So, the race was on and we dropped underneath the bridge and into a narrow wooded area along the creek bed. It is my understanding that we were not being timed at this point, we had 2 miles to go before that would begin. But during this section I came upon Kyle picking up his bike. I didn’t see anything that would have caused it but all of sudden “wham” I hit a huge root and nearly go over the bars. I hit the inside of my leg on the bars I guess and have massive bruise to show for it.
Not long afterwards, we came upon some small rain soaked hills that were giving some folks fits. I threaded my way around and through the mess to the first check/start point where I rejoined Kyle. Goggles were already toast and we had 34 more miles to go.
When I think “34 miles” of trail, half of Red Bird comes to mind so that seems just fine. The course was very cool. I just kept thinking about how hard it would be to lay it out. Each time we’d cross the road, run across a harvested field, or through the corner of someone’s yard I’d think of how difficult it must be to manage all those contacts and property agreements. It was astounding! Look at the screen capture from Google Earth above. I recorded it using my GPS during the event and laid it on there this morning to see the ground we covered. Very cool!

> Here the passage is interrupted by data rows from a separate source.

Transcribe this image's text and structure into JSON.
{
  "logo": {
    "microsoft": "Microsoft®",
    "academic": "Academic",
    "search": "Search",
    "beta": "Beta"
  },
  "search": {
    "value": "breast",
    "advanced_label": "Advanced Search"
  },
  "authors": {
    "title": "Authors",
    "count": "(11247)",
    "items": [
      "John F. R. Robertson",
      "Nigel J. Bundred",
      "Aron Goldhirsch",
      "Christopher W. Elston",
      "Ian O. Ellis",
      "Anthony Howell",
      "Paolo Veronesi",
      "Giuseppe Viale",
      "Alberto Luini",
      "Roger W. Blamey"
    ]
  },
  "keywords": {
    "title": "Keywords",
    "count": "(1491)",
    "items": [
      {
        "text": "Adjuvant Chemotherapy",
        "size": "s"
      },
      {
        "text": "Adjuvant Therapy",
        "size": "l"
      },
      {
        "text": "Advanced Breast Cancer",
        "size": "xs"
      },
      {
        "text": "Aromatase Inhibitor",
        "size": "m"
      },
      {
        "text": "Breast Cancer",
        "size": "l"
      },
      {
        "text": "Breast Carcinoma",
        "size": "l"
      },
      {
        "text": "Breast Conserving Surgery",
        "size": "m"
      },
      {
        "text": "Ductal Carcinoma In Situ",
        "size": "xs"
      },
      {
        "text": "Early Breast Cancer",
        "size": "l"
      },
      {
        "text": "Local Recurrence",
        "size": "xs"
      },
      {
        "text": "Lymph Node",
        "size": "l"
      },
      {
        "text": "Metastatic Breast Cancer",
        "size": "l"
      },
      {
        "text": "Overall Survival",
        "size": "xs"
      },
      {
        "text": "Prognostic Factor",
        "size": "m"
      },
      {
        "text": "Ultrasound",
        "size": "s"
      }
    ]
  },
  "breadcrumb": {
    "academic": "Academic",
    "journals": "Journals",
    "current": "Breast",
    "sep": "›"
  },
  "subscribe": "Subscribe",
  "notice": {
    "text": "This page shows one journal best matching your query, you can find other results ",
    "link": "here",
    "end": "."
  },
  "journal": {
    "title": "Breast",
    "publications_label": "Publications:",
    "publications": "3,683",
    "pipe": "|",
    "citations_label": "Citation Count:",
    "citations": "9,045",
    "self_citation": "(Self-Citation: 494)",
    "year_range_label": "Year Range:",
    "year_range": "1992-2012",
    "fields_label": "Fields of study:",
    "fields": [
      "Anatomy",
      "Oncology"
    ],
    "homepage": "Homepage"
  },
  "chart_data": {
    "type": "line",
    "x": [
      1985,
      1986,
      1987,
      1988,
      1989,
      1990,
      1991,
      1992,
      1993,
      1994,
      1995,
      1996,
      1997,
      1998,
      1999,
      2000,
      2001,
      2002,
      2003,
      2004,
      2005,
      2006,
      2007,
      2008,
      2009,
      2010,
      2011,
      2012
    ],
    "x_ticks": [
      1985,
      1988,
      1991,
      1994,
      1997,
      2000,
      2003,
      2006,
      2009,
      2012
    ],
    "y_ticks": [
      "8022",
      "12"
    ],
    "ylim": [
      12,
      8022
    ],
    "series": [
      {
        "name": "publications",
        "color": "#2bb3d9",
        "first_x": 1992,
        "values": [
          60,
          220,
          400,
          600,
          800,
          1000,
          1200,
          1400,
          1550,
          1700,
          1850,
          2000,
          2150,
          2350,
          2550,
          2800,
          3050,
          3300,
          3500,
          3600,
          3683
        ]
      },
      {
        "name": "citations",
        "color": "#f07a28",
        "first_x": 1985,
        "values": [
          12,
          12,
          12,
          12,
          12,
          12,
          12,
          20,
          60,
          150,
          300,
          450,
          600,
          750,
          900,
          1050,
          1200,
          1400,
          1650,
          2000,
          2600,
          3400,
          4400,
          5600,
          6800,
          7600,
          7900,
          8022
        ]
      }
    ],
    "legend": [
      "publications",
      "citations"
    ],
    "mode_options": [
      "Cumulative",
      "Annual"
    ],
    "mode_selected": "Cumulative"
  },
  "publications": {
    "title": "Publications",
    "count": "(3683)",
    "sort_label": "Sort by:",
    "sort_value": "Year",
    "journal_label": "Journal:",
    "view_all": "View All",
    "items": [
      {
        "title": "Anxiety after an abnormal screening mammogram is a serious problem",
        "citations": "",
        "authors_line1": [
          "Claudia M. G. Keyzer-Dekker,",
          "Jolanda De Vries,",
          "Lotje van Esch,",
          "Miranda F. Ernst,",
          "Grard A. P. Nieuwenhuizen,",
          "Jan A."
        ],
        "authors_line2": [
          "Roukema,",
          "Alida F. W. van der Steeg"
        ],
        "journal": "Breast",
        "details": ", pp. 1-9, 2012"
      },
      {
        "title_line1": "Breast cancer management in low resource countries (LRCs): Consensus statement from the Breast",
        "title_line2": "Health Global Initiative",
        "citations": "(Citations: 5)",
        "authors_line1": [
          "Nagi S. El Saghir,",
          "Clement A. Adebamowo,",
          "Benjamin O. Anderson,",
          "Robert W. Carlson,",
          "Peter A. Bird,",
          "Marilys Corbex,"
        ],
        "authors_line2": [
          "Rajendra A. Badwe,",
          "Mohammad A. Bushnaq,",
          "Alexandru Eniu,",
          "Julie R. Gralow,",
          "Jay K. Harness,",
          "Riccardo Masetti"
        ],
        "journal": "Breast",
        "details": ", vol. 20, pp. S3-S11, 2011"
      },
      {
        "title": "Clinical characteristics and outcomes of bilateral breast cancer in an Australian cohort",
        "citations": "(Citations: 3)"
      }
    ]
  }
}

I plugged along enjoying the ride and the constantly varying conditions. It would go from slick-hard packed previously ridden trails to completely virgin single track in the corner of some wood lot then over a rocky area and along a fence with 10′ high corn stalks right beside your bars. I was waived through at the first two checks indicating I was late. The first time I heard the scoring lady saying that row 75 was next which meant I was 6 minutes late. At the next check they waved me through again but I have no idea what row was up. Near the end of the 2nd test, Trey, who started on row 75 caught up to me. We rode another mile and then hit the rode at around mile 22 where people were stagged for a gas stop. Once we hit the road, he took off and I didn’t see him again until the start of the next test. After riding about 3 miles of road I came upon the next test start where I say both Kyle and Trey talking. I was back on time! We had about 6 minutes or so before our row was to depart, thus some time to rest.
When we hit the trail again I picked up the pace, but Kyle was out of site within a 1/2 mile . . . I rode steadily taking advantage of the YZs awesome turning to thread the trees. My results on this test were better than the others but afterwards there were about 4 miles of road before we got back to the truck for lunch. At that point, I was soaked to the skin and getting very cold . . . very uncomfortable.
Kyle was at the truck and said he’d been there for a little over three minutes and that I was doing good. Trey was about 4 or 5 minutes after me, but he started 6 rows back. We’d all done fairly well, especially Kyle. No one had seen Jesse for quite some time, so we were a bit concerned.
After sitting down and eating I got comfortable and was starting to not chill as much but then learned it was time to leave. We were actually late. I sat there for a minute but just couldn’t put that cold helmet back on and go out for another 35 miles with at least 6 miles of road . . . it wasn’t in me today. Jesse finally showed up and told of his adventure that morning. In the end, I’m glad I didn’t go back out, but I hate to be thought of as a quitter. I normally like the muddy conditions, but the pouring rain and road sections just zapped my desire to move on that given day.
The aftermath of all this is that I’m really hooked on this enduro concept. There is still much to learn before next season but that is part of the fun. I hope to follow up with some friends and may report back on their feelings about the event.